Republicans push for repeal of Obamacare after replacement bill fails

“Trumpcare” might be dead, but that isn’t going to stop Republicans from trying to kill Obamacare along with it — and if they fail, President Trump has warned, they’ll look like “dopes.”

Having suffered the ignominy of seeing his revised healthcare legislation shot down by senators from his own party, Majority Leader Mitch McConnell announced late Monday night that instead of trying to repeal and replace the Affordable Care Act, the Republicans would now seek to simply repeal it — and work on figuring out a replacement later.


“Regretfully, it’s now apparent that the effort to repeal and immediately replace the failure of Obamacare will not be successful,” McConnell said in a statement.

McConnell plans to hold a Senate vote in the coming days, to repeal Obamacare with a two-year delay to “provide for a stable transition period to a patient-centered healthcare system that gives Americans access to quality, affordable care.”

This is the same order that was supported by the Senate in 2015, only to be vetoed by then-President Barack Obama. At the time the Senate voted 52-47 in favor of a repeal, but Republicans — especially moderates — voted knowing it couldn’t pass, given Obama’s veto power. A similar vote today would mean the end of Obamacare, given President Donald Trump’s support for this course of action:

Politico reports that at a dinner with GOP senators Monday evening, Trump said the party would look like “dopes” if they couldn’t pass a repeal-only bill after doing so in 2015. “If the Republicans have the House, Senate, and the presidency and they can’t pass this healthcare bill, they are going to look weak,” Trump said, according to sources at the meeting. “How can we not do this after promising it for years?”

Despite this, most Capitol Hill watchers say the repeal-only vote is unlikely to pass, meaning that healthcare legislation will be shelved for now, as Republicans look to move on to tax reform, where they believe they are more likely to see success.


The decision to not immediately replace Obamacare could cause chaos in insurance markets – already international markets have reacted negatively to the news, with the dollar dropping to its lowest level since September 2016 on Tuesday.

McConnell’s call for a repeal-only vote came after two more GOP senators joined Sens.

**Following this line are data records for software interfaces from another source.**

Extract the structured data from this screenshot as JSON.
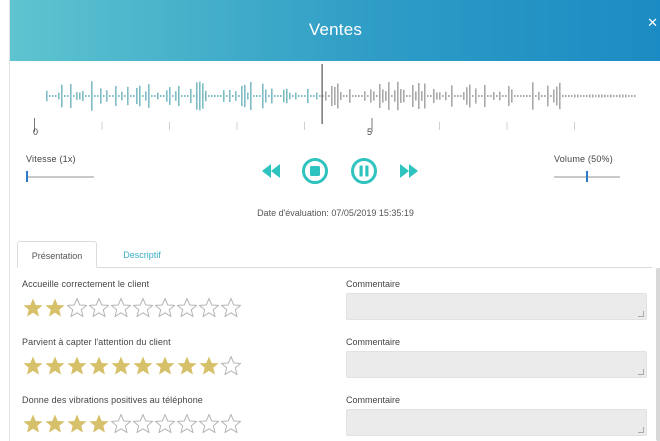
{
  "header": {
    "title": "Ventes",
    "close_icon": "close-icon"
  },
  "waveform": {
    "progress": 0.47,
    "played_color": "#7fbcc6",
    "unplayed_color": "#a9a9a9",
    "cursor_color": "#555555"
  },
  "timeline": {
    "ticks": [
      "0",
      "5"
    ]
  },
  "speed": {
    "label": "Vitesse (1x)",
    "value": 0
  },
  "volume": {
    "label": "Volume (50%)",
    "value": 0.5
  },
  "player": {
    "rewind_icon": "rewind-icon",
    "stop_icon": "stop-icon",
    "pause_icon": "pause-icon",
    "forward_icon": "fast-forward-icon",
    "accent": "#2fc3bf"
  },
  "evaluation_date": "Date d'évaluation: 07/05/2019 15:35:19",
  "tabs": [
    {
      "label": "Présentation",
      "active": true
    },
    {
      "label": "Descriptif",
      "active": false
    }
  ],
  "criteria": [
    {
      "label": "Accueille correctement le client",
      "rating": 2,
      "max": 10,
      "comment_label": "Commentaire",
      "comment": ""
    },
    {
      "label": "Parvient à capter l'attention du client",
      "rating": 9,
      "max": 10,
      "comment_label": "Commentaire",
      "comment": ""
    },
    {
      "label": "Donne des vibrations positives au téléphone",
      "rating": 4,
      "max": 10,
      "comment_label": "Commentaire",
      "comment": ""
    }
  ],
  "colors": {
    "star_filled": "#d7c06a",
    "star_empty": "#b5b5b5",
    "header_start": "#5ec4cf",
    "header_end": "#1b8bc3"
  }
}
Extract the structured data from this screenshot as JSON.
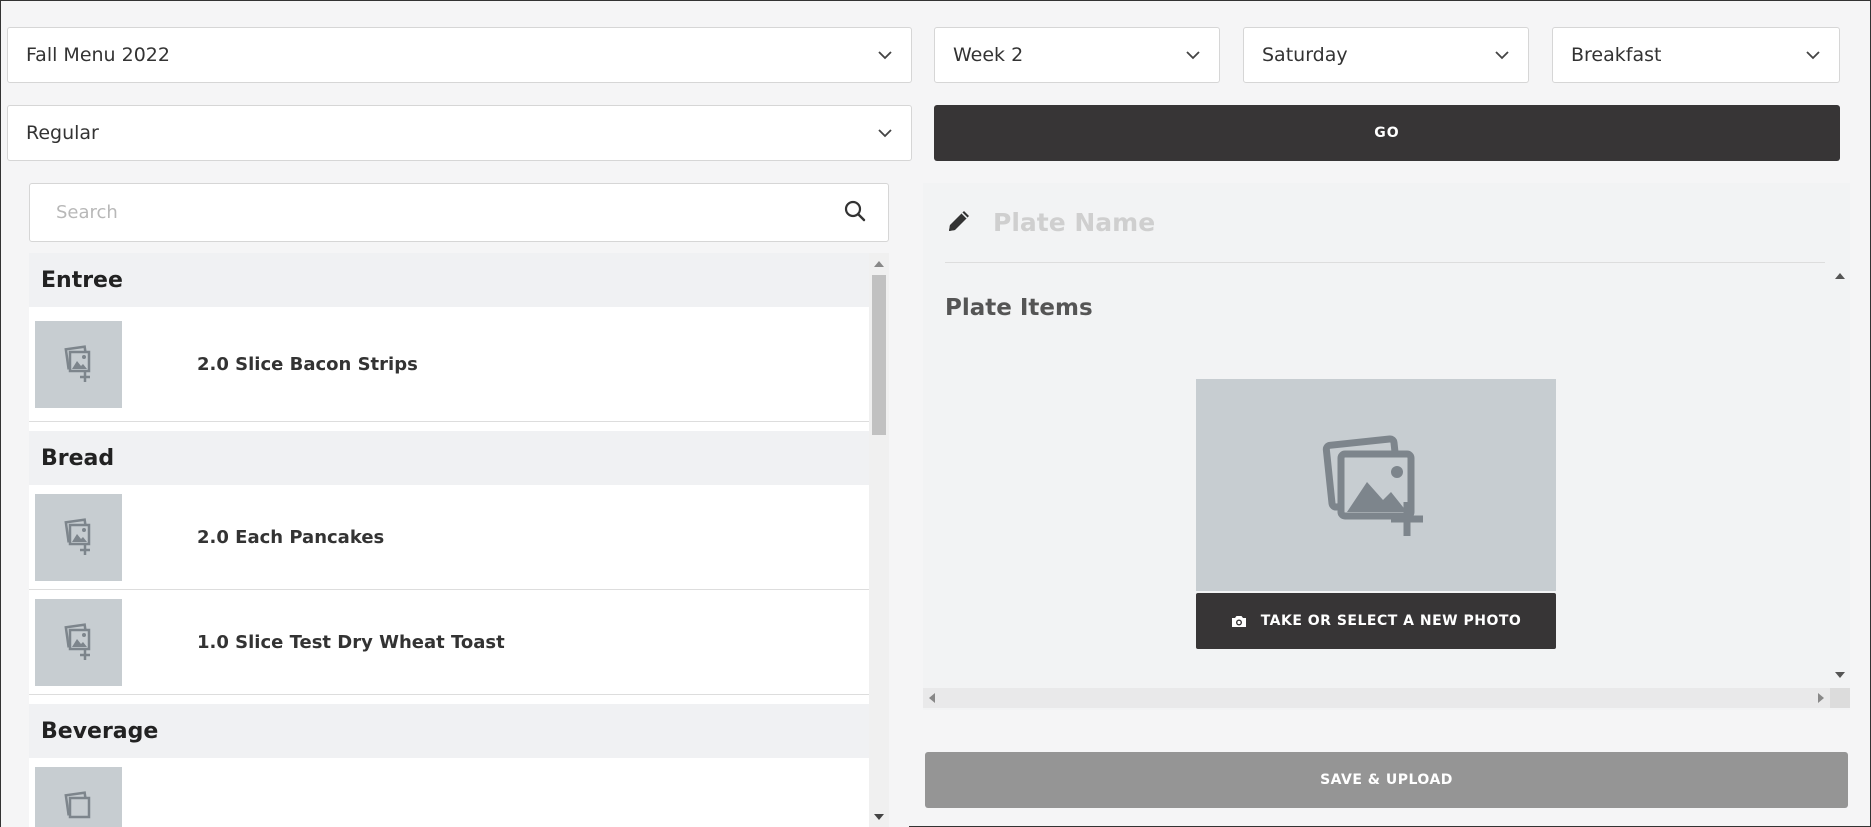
{
  "filters": {
    "menu": "Fall Menu 2022",
    "week": "Week 2",
    "day": "Saturday",
    "meal": "Breakfast",
    "diet": "Regular",
    "go_label": "GO"
  },
  "search": {
    "placeholder": "Search"
  },
  "categories": [
    {
      "name": "Entree",
      "items": [
        "2.0 Slice Bacon Strips"
      ]
    },
    {
      "name": "Bread",
      "items": [
        "2.0 Each Pancakes",
        "1.0 Slice Test Dry Wheat Toast"
      ]
    },
    {
      "name": "Beverage",
      "items": [
        ""
      ]
    }
  ],
  "plate": {
    "name_placeholder": "Plate Name",
    "items_title": "Plate Items",
    "photo_button": "TAKE OR SELECT A NEW PHOTO",
    "save_button": "SAVE & UPLOAD"
  },
  "icons": {
    "chevron": "chevron-down-icon",
    "search": "search-icon",
    "pencil": "pencil-icon",
    "image_add": "image-add-icon",
    "camera": "camera-icon"
  },
  "colors": {
    "dark_button": "#373536",
    "disabled_button": "#959595",
    "thumb_bg": "#c7cdd1"
  }
}
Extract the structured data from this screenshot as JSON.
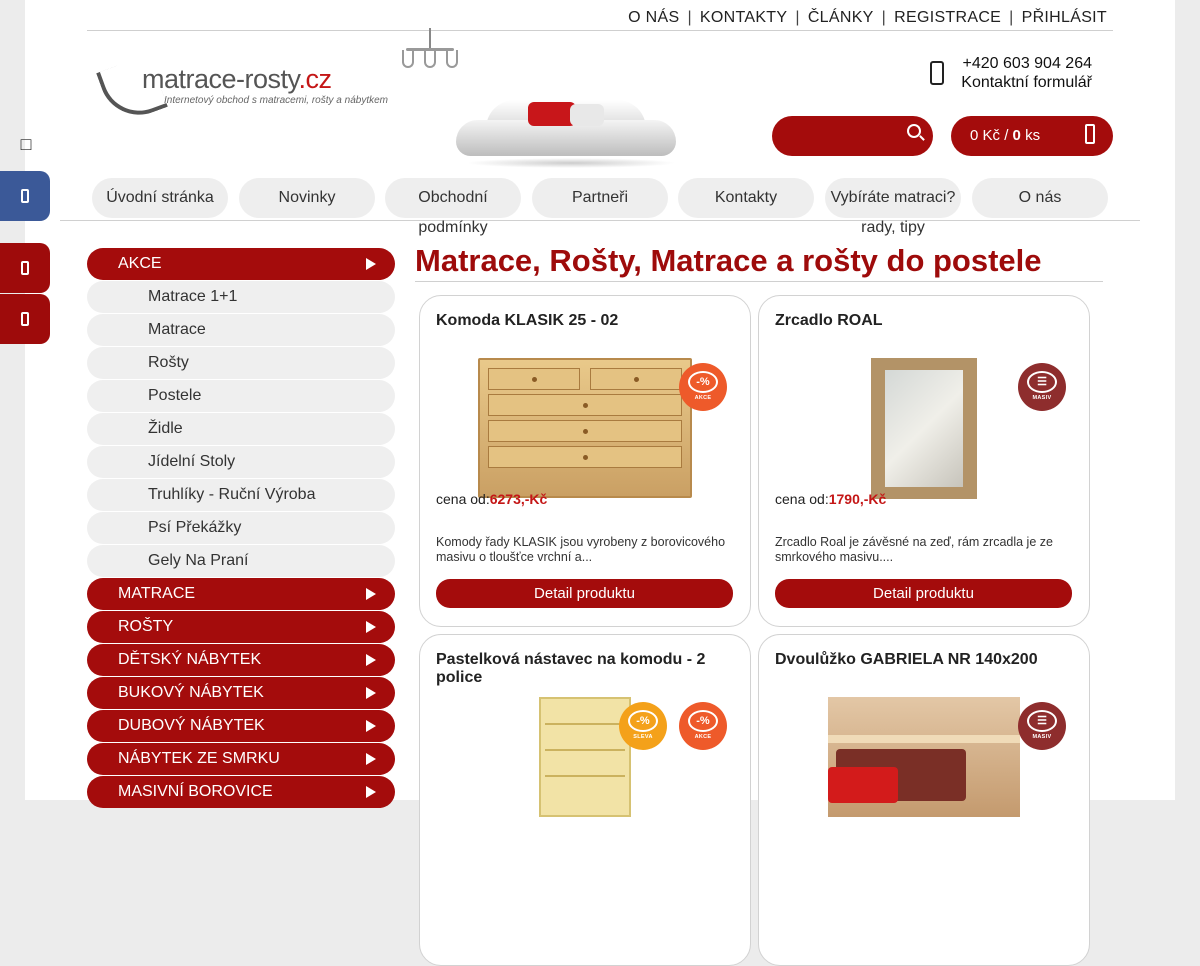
{
  "top_nav": {
    "items": [
      "O NÁS",
      "KONTAKTY",
      "ČLÁNKY",
      "REGISTRACE",
      "PŘIHLÁSIT"
    ],
    "separator": "|"
  },
  "logo": {
    "name_main": "matrace-rosty",
    "name_tld": ".cz",
    "tagline": "Internetový obchod s matracemi, rošty a nábytkem"
  },
  "contact": {
    "phone": "+420 603 904 264",
    "form_label": "Kontaktní formulář",
    "icon": "phone-icon"
  },
  "cart": {
    "amount": "0",
    "currency": "Kč",
    "separator": "/",
    "count": "0",
    "unit": "ks"
  },
  "main_nav": [
    {
      "label": "Úvodní stránka",
      "overflow": ""
    },
    {
      "label": "Novinky",
      "overflow": ""
    },
    {
      "label": "Obchodní",
      "overflow": "podmínky"
    },
    {
      "label": "Partneři",
      "overflow": ""
    },
    {
      "label": "Kontakty",
      "overflow": ""
    },
    {
      "label": "Vybíráte matraci?",
      "overflow": "rady, tipy"
    },
    {
      "label": "O nás",
      "overflow": ""
    }
  ],
  "sidebar": {
    "categories": [
      {
        "label": "AKCE",
        "type": "main"
      },
      {
        "label": "Matrace 1+1",
        "type": "sub"
      },
      {
        "label": "Matrace",
        "type": "sub"
      },
      {
        "label": "Rošty",
        "type": "sub"
      },
      {
        "label": "Postele",
        "type": "sub"
      },
      {
        "label": "Židle",
        "type": "sub"
      },
      {
        "label": "Jídelní Stoly",
        "type": "sub"
      },
      {
        "label": "Truhlíky - Ruční Výroba",
        "type": "sub"
      },
      {
        "label": "Psí Překážky",
        "type": "sub"
      },
      {
        "label": "Gely Na Praní",
        "type": "sub"
      },
      {
        "label": "MATRACE",
        "type": "main"
      },
      {
        "label": "ROŠTY",
        "type": "main"
      },
      {
        "label": "DĚTSKÝ NÁBYTEK",
        "type": "main"
      },
      {
        "label": "BUKOVÝ NÁBYTEK",
        "type": "main"
      },
      {
        "label": "DUBOVÝ NÁBYTEK",
        "type": "main"
      },
      {
        "label": "NÁBYTEK ZE SMRKU",
        "type": "main"
      },
      {
        "label": "MASIVNÍ BOROVICE",
        "type": "main"
      }
    ]
  },
  "content": {
    "heading": "Matrace, Rošty, Matrace a rošty do postele",
    "price_label": "cena od:",
    "detail_label": "Detail produktu",
    "products": [
      {
        "title": "Komoda KLASIK 25 - 02",
        "price": "6273,-Kč",
        "description": "Komody řady KLASIK jsou vyrobeny z borovicového masivu o tloušťce vrchní a...",
        "badges": [
          "akce"
        ]
      },
      {
        "title": "Zrcadlo ROAL",
        "price": "1790,-Kč",
        "description": "Zrcadlo Roal je závěsné na zeď, rám zrcadla je ze smrkového masivu....",
        "badges": [
          "masiv"
        ]
      },
      {
        "title": "Pastelková nástavec na komodu - 2 police",
        "price": "",
        "description": "",
        "badges": [
          "sleva",
          "akce"
        ]
      },
      {
        "title": "Dvoulůžko GABRIELA NR 140x200",
        "price": "",
        "description": "",
        "badges": [
          "masiv"
        ]
      }
    ],
    "badge_labels": {
      "akce": "AKCE",
      "sleva": "SLEVA",
      "masiv": "MASIV"
    },
    "badge_symbol": "-%"
  },
  "colors": {
    "brand_red": "#a40c0c",
    "heading_red": "#9e0b0b",
    "price_red": "#c41616",
    "facebook_blue": "#3b5998",
    "badge_akce": "#ee5a2a",
    "badge_sleva": "#f4a11a",
    "badge_masiv": "#8e2d2d"
  }
}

Susan Collins and Rand Paul in publicly declaring they would vote “no” if the replacement bill came before the Senate.

With a pair of perfectly coordinated tweets on Monday evening, Sens. Mike Lee and Jerry Moran announced their decision, citing insufficient tax and regulation rollbacks. The coordinated announcement meant that neither could be blamed entirely for the bill failing.

A Republican campaign promise for many years, replacing Obamacare was a central tenet of Donald Trump’s presidential campaign — and the crushing defeat of the bill before it even came to a vote will be an embarrassment to the administration, which has failed to get much of its proposed legislation past Congress.

Trump repeatedly said he was in support of having a replacement bill ready to go at the same time as repealing Obamacare, but given the circumstances, he chose to back McConnell’s call for a repeal-only vote. The decision was further backed up by vp Mike Pence, who tweeted: “Inaction is not an option.”

Rand Paul immediately tweeted that “clean repeal” was what was needed, suggesting he would vote in favor of McConnell’s latest proposal. Collins, Lee, and Moran are yet to comment on the proposal.